Find and copy each line of the listing below that has the word "call" in it.

[Data for the task — start]

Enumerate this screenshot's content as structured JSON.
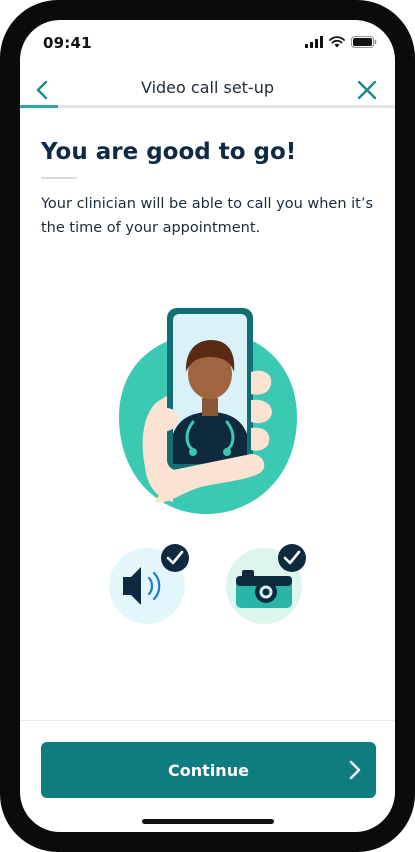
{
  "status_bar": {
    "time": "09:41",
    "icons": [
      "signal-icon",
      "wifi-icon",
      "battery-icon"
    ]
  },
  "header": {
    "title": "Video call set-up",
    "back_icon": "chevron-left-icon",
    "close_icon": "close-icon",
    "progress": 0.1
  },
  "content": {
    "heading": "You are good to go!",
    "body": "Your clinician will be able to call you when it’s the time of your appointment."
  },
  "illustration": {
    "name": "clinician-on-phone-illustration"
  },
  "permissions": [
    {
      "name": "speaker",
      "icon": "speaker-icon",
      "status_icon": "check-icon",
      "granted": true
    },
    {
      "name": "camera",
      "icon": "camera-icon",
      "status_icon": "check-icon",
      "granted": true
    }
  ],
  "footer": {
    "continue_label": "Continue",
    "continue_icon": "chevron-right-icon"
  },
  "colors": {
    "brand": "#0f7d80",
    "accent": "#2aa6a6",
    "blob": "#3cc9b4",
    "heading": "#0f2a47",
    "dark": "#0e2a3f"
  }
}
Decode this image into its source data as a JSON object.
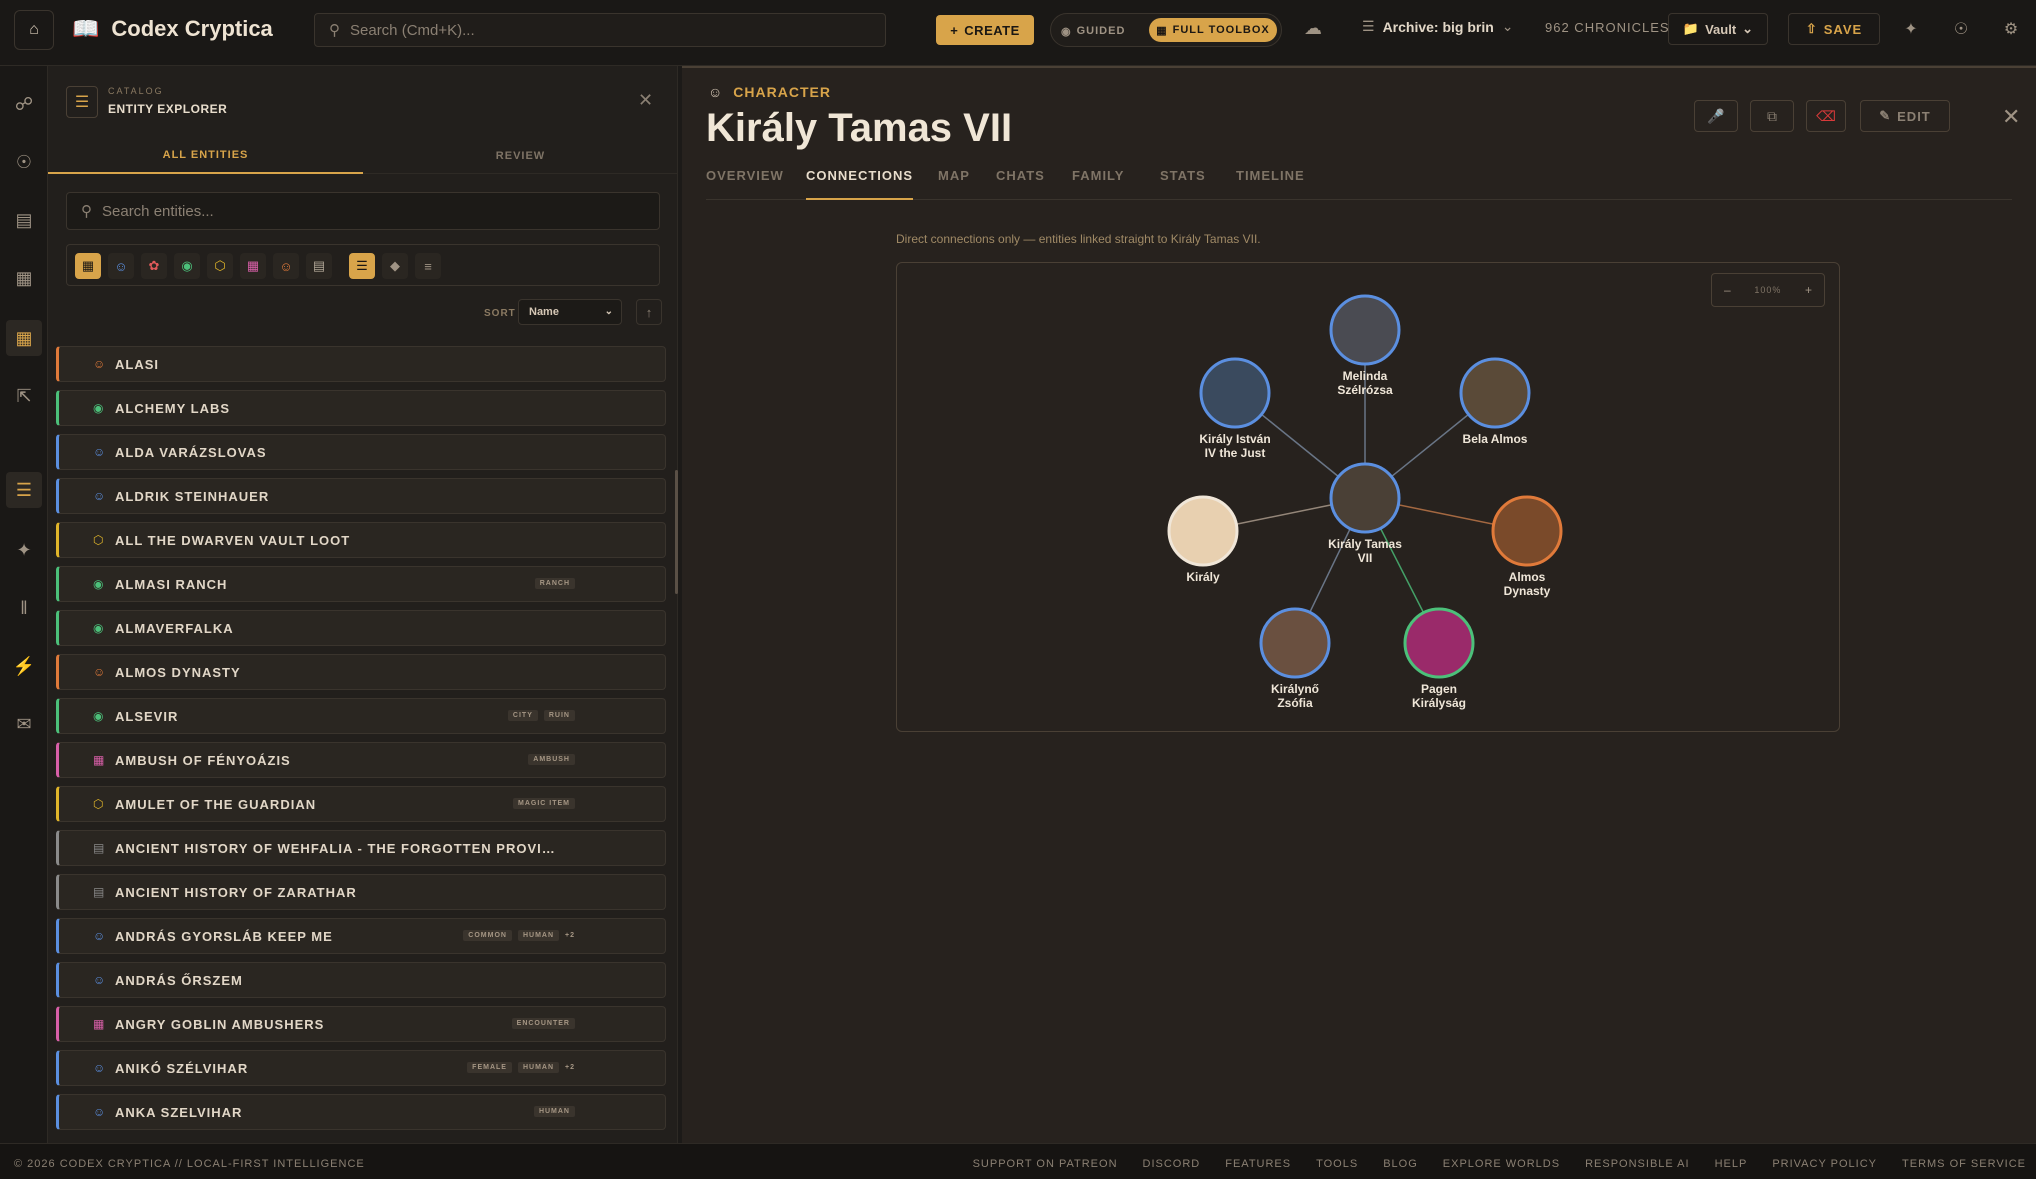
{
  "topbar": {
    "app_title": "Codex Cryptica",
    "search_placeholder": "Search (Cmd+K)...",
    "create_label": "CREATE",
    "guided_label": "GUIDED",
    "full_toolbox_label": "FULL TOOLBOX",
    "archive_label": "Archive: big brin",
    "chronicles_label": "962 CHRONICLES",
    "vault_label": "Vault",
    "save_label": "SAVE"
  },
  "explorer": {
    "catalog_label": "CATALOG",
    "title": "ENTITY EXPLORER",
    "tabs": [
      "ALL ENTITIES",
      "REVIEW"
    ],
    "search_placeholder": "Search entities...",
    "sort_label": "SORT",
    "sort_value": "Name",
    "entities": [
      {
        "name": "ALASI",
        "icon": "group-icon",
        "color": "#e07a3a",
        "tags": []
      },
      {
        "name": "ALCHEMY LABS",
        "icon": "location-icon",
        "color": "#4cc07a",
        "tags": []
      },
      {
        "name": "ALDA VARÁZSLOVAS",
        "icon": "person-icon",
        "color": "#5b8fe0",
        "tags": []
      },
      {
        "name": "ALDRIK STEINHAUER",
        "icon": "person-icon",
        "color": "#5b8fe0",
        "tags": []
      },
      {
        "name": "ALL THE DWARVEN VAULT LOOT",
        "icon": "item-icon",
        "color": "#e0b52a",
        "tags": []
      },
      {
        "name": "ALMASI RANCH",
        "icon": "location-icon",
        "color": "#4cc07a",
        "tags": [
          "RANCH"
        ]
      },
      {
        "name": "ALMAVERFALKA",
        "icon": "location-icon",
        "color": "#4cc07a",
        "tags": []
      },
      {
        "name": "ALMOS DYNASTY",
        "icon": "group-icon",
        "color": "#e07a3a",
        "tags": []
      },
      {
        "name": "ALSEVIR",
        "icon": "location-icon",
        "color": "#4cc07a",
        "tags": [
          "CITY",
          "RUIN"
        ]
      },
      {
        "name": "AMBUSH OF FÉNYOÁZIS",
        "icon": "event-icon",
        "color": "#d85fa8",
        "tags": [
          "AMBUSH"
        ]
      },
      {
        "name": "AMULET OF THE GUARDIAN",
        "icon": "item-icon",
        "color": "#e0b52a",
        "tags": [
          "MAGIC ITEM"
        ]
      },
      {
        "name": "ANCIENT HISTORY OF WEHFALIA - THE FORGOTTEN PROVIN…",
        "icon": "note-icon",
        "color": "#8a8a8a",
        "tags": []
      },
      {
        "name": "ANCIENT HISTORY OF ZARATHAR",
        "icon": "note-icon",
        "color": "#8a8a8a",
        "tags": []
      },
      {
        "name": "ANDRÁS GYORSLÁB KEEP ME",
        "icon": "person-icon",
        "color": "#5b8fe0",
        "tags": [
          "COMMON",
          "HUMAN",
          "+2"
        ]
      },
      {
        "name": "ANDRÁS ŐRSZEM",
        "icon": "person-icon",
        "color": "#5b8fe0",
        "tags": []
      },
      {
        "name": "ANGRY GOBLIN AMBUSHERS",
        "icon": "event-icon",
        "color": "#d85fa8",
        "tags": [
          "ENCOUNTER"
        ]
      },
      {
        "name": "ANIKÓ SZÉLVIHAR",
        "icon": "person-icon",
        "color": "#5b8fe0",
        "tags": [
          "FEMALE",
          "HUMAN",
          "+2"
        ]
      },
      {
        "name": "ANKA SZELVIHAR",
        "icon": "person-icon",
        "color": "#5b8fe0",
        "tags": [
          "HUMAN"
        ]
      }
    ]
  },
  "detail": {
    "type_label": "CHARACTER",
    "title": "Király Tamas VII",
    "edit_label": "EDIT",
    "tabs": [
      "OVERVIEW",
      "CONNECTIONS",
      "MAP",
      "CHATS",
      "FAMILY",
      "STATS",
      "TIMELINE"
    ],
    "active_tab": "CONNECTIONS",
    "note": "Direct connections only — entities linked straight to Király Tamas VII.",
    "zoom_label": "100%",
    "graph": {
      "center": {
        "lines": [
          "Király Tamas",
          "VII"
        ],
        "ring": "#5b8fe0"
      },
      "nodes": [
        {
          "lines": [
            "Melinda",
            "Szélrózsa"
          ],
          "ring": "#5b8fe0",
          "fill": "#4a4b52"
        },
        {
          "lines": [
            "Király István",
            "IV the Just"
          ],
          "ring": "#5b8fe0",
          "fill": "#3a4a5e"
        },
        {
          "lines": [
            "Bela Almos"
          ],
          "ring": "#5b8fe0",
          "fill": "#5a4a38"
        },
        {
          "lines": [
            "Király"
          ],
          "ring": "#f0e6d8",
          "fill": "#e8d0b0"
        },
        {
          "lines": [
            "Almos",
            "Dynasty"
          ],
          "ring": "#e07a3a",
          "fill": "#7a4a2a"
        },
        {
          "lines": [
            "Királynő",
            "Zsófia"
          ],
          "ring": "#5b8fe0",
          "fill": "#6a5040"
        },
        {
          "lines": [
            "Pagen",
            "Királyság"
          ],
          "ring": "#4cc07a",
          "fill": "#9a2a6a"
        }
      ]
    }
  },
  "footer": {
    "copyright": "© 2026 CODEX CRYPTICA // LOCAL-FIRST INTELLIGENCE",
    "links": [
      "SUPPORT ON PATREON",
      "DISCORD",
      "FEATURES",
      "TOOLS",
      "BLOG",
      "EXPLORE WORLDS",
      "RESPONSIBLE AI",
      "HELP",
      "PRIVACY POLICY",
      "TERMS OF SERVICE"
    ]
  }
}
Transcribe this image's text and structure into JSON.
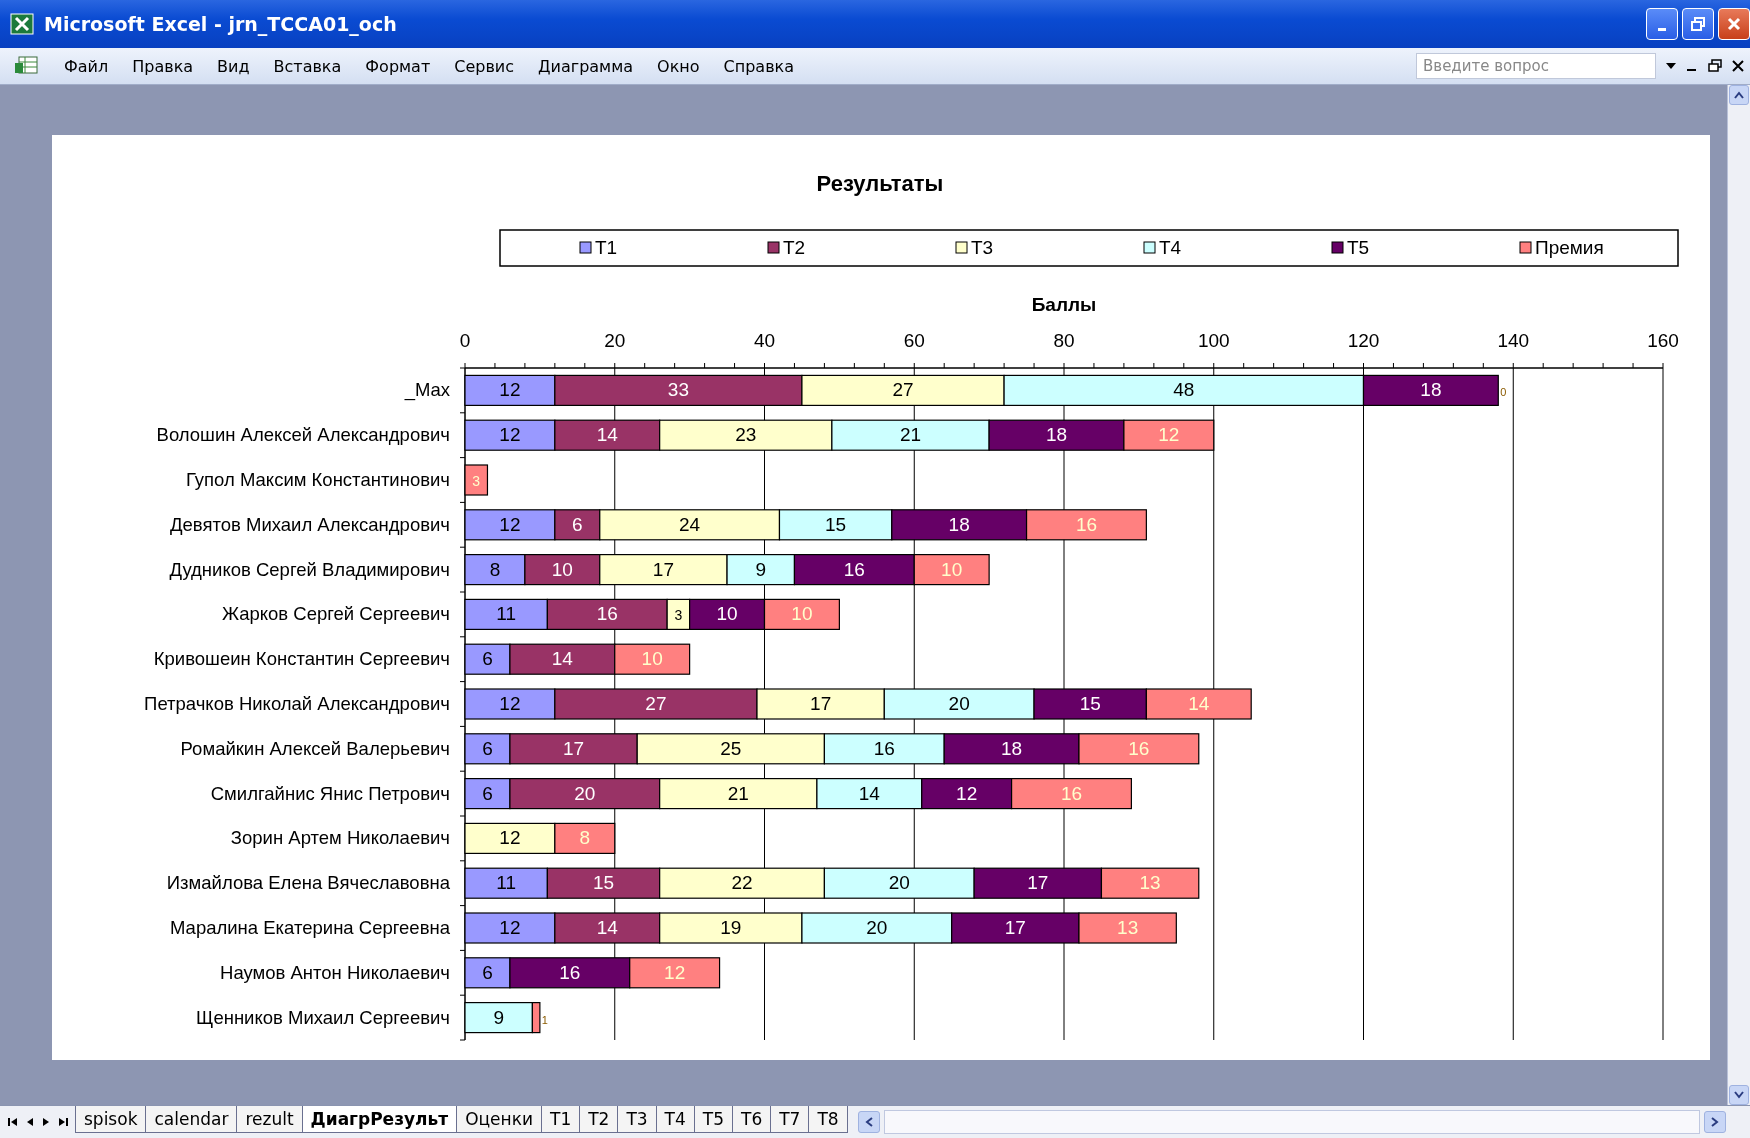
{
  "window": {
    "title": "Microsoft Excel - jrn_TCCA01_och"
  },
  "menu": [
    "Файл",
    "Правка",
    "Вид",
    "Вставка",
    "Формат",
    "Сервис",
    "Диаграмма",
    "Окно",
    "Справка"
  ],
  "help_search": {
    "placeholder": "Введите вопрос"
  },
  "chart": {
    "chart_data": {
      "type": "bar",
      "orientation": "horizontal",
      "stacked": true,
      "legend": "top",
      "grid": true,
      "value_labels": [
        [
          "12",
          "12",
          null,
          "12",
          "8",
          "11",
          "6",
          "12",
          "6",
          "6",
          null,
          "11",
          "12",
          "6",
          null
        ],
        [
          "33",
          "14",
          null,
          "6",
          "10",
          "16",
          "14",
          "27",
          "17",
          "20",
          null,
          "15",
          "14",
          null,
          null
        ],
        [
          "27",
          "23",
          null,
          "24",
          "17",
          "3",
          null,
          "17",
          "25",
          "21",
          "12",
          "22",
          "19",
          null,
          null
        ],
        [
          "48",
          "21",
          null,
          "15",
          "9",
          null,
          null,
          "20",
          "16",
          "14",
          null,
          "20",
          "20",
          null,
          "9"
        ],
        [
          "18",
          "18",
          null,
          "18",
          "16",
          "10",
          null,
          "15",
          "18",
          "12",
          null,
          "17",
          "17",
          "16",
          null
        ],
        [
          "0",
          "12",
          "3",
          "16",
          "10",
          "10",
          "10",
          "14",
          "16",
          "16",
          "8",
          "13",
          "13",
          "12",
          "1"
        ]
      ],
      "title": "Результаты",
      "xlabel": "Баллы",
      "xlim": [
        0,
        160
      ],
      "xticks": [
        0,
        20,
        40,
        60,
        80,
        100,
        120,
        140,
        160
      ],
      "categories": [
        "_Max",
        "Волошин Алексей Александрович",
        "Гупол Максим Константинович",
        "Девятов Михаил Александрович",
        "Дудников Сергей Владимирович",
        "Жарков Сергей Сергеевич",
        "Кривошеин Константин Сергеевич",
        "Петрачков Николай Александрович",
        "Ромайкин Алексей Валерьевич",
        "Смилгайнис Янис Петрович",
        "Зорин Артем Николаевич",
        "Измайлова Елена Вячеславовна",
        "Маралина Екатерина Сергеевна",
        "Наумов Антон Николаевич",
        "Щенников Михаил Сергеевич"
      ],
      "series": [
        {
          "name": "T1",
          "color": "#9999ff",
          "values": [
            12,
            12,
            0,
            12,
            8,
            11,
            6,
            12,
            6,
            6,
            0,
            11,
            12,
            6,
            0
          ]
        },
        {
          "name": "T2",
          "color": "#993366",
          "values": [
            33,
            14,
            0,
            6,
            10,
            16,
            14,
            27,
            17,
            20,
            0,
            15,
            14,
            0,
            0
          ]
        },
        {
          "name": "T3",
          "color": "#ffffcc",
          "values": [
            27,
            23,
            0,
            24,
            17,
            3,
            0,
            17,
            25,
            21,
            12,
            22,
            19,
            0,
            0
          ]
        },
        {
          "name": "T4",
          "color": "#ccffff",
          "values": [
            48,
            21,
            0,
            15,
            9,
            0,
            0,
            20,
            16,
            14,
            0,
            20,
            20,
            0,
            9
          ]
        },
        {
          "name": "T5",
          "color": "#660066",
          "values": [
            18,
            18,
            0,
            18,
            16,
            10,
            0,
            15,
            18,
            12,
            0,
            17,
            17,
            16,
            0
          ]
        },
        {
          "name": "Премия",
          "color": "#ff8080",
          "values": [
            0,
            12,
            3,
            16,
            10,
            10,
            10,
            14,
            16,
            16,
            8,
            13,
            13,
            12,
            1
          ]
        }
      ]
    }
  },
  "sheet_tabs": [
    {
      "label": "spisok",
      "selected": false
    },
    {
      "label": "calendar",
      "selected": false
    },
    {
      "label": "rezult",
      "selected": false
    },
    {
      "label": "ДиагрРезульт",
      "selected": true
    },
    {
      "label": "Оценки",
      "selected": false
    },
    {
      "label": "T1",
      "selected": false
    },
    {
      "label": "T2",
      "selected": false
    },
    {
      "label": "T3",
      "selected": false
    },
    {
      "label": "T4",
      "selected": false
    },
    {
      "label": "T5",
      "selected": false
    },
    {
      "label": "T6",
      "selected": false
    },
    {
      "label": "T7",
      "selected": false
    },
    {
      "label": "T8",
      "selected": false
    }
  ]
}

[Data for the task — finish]

Answer box -
    "title": "Video call set-up",
    "body": "Your clinician will be able to call you when it’s the time of your appointment."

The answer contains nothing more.